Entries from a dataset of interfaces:
*** Begin section ***

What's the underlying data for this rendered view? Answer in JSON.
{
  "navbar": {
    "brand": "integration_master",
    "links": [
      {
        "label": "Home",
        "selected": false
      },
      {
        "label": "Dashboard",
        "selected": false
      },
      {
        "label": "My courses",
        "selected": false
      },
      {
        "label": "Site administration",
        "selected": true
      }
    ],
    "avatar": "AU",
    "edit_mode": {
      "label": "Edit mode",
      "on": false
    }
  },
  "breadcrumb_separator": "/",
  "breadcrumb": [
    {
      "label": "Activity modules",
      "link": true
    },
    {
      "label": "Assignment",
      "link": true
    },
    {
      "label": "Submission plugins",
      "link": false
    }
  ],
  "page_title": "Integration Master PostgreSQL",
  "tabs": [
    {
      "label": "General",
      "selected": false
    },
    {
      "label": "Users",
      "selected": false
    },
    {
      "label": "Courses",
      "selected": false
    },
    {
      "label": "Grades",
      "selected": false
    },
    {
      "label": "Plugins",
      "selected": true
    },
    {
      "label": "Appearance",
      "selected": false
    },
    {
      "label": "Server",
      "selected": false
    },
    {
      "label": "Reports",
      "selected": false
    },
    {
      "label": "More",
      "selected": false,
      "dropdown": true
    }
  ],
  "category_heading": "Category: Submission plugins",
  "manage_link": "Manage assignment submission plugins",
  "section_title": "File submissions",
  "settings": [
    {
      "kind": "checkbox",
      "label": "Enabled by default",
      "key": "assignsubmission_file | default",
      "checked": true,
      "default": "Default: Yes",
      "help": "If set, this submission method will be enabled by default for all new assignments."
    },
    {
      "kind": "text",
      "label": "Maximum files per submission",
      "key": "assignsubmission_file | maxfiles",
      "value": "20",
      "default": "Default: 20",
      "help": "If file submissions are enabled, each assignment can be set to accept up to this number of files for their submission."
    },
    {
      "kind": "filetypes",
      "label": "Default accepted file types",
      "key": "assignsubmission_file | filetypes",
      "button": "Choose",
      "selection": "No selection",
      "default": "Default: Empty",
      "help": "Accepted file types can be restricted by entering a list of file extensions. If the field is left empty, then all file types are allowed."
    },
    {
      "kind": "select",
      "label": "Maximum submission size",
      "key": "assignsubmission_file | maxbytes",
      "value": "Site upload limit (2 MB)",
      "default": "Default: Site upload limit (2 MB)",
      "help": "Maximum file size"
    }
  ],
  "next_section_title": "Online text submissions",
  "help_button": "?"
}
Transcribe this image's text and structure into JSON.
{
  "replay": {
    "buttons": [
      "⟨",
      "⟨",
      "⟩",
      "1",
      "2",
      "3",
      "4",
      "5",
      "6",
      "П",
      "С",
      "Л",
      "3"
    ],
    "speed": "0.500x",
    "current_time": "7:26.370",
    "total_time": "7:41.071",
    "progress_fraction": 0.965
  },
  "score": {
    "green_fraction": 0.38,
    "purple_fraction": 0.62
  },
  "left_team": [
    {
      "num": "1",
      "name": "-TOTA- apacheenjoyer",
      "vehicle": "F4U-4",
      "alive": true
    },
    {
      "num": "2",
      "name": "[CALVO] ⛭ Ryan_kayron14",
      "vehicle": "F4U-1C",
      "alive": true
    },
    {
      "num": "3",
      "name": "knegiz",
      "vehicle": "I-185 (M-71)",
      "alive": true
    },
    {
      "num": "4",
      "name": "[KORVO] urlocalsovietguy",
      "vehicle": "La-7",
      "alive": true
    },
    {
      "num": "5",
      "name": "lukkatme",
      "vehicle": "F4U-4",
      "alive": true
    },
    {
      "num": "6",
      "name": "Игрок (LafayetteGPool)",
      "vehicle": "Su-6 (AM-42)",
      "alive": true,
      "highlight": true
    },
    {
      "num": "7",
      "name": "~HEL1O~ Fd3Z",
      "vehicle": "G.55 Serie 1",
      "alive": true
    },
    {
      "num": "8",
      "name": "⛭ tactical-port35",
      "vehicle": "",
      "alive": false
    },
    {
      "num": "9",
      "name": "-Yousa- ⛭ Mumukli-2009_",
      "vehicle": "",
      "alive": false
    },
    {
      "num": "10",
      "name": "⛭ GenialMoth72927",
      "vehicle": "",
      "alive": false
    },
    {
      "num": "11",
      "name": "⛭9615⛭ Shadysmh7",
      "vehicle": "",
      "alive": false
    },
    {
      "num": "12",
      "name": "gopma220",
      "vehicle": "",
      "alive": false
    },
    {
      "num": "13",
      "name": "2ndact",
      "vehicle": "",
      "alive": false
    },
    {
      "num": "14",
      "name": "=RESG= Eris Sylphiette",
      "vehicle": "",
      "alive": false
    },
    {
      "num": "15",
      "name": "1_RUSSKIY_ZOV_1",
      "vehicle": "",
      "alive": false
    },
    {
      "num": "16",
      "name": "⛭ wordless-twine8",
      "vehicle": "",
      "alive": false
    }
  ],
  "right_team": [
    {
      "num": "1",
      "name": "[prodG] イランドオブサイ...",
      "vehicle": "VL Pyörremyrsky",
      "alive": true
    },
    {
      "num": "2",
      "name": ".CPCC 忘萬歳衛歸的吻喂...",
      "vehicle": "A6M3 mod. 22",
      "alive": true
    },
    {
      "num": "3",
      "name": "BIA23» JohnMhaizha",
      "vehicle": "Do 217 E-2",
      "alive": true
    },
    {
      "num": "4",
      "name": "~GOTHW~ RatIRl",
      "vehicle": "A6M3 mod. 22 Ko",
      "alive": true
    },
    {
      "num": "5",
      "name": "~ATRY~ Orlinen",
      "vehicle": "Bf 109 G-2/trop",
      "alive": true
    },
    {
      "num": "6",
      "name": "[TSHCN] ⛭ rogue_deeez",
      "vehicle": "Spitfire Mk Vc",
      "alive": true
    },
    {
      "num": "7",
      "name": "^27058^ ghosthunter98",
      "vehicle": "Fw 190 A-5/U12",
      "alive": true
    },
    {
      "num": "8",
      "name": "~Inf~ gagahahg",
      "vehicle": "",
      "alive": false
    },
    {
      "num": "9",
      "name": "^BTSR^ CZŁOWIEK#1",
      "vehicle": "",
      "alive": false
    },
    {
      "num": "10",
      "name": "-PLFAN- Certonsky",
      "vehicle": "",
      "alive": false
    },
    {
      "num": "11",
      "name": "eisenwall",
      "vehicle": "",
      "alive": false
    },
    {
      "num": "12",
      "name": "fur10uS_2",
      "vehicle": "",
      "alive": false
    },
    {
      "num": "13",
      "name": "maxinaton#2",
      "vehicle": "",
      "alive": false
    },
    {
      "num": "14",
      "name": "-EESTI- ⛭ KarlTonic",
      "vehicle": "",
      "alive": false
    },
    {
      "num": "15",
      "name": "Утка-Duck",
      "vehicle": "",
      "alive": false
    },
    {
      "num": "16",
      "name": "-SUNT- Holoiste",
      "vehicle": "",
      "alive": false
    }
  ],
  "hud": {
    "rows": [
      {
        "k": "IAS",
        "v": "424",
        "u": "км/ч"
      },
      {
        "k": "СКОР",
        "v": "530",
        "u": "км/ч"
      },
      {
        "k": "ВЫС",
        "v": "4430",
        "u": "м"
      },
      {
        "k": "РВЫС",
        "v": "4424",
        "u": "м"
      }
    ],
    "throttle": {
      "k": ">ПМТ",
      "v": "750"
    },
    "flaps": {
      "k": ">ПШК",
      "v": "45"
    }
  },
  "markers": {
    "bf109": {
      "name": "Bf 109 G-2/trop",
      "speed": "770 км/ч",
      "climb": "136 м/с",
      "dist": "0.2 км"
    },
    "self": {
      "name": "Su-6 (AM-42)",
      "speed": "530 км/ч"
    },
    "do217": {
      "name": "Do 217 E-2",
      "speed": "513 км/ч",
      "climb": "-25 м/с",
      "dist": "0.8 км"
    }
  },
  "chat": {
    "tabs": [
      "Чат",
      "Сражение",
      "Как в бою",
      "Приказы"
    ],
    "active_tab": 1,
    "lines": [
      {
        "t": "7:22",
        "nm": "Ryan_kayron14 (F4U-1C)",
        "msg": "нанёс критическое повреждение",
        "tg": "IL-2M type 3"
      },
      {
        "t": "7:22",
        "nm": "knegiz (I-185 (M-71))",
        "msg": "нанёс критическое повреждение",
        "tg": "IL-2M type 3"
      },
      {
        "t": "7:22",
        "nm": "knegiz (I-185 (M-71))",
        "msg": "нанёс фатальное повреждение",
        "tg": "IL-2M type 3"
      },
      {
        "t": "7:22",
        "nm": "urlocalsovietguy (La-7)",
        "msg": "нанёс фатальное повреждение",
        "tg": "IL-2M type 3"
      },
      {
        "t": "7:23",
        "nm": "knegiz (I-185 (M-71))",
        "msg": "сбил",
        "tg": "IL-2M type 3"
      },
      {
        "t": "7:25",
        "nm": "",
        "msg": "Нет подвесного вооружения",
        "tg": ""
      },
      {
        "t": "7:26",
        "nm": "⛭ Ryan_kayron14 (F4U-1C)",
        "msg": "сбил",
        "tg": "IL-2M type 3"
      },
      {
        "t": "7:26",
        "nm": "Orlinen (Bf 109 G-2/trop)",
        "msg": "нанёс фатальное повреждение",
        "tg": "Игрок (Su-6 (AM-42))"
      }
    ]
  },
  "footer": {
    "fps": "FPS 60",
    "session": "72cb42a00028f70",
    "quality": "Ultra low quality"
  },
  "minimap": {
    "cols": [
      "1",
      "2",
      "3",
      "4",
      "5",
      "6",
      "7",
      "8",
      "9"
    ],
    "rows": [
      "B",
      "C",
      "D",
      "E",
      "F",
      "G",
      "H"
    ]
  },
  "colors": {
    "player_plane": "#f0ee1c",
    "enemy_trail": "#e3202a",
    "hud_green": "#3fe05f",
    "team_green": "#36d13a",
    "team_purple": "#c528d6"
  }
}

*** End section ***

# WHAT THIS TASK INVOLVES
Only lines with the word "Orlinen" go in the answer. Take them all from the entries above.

# RESPONSE BOX
      "name": "~ATRY~ Orlinen",
        "nm": "Orlinen (Bf 109 G-2/trop)",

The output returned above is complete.